1. Apr 5, 2012

### ChemEng1

1. The problem statement, all variables and given/known data
Examine the limit behavior on (ℝ2, 2-norm) for f(λ,μ)=$\frac{λμ}{|λ|+|μ|}$ defined on ℝ2\{(0,0)} at (λ,μ)=(0,0).

I think the limit of f(λ,μ) at (0,0) is (0,0). I have tried multiple paths to (0,0) that seem to indicate this. (λ=μ, λ=μ2, et al.)

However, I am lost trying to develop a rigorous ε, δ proof for this.

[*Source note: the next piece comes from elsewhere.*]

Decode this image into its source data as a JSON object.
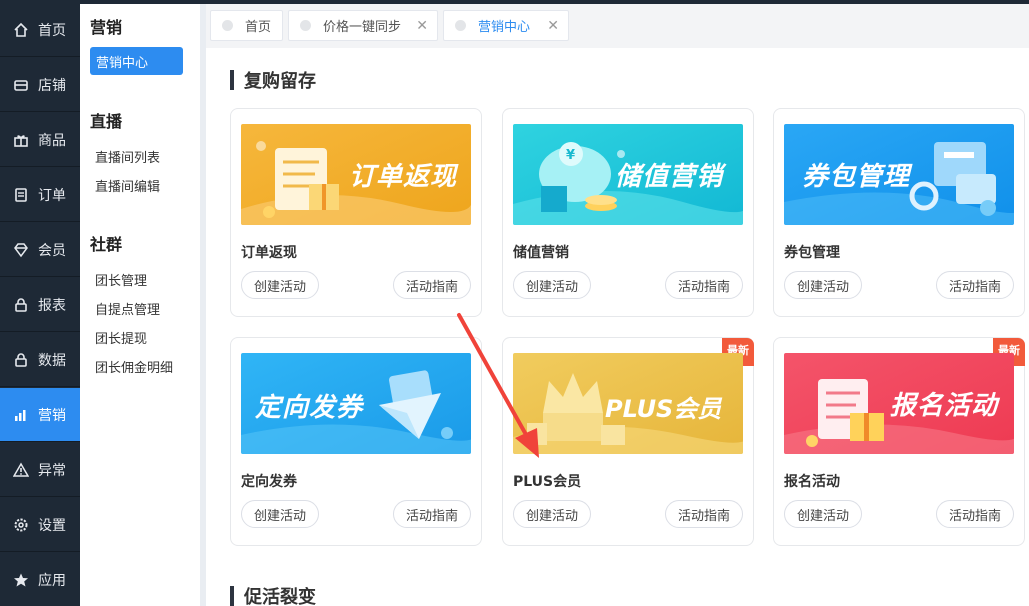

Any help would be appreciated.

2. Relevant equations
Definition of Limit: Given metric spaces (X,d) and (Y,d') a mapping T:X→Y and a cluster point x0 of X, we say that T has a limit as x approaches x0 and that limit is y0 if given ε>0, there exists δ>0 such that d'(Tx,y0)<ε when 0<d(x,x0)<δ.

3. The attempt at a solution
Step 1. Show that (λ,μ)=(0,0) is a cluster point of ℝ2\{(0,0)}.
Let A={ℝ2\{(0,0)}). Consider sequence {an}={($\frac{1}{n},\frac{1}{n}$)}. Observe (0,0) is not an element of {an}. Let a=(0,0). d(an,a)=$\sqrt{\left(\frac{1}{n}-0\right)^{2}+\left(\frac{1}{n}-0\right)^{2}}\Rightarrow\frac{\sqrt{2}}{n}$=0 as n→∞. Therefore (0,0) is a cluster point of A.

(Perhaps a density argument would be more consise way to argue this?)

Step 2. Apply Definition of Limit.
Pick an ε>0. Then for d'(f(λ,μ),y0)<ε→$\sqrt{\left(\frac{λμ}{|λ|+|μ|}-f(0,0)\right)^{2}}$<ε.

From this I do not know how to pull out the d((λ,μ),(0,0))<δ→$\sqrt{(λ-0)^{2}+(μ-0)^{2}}$<δ to continue building this proof.

How far off track am I on this?

Last edited: Apr 5, 2012
2. Apr 5, 2012

### LCKurtz

You mean you think the limit is 0. Try squaring the fraction and work on that.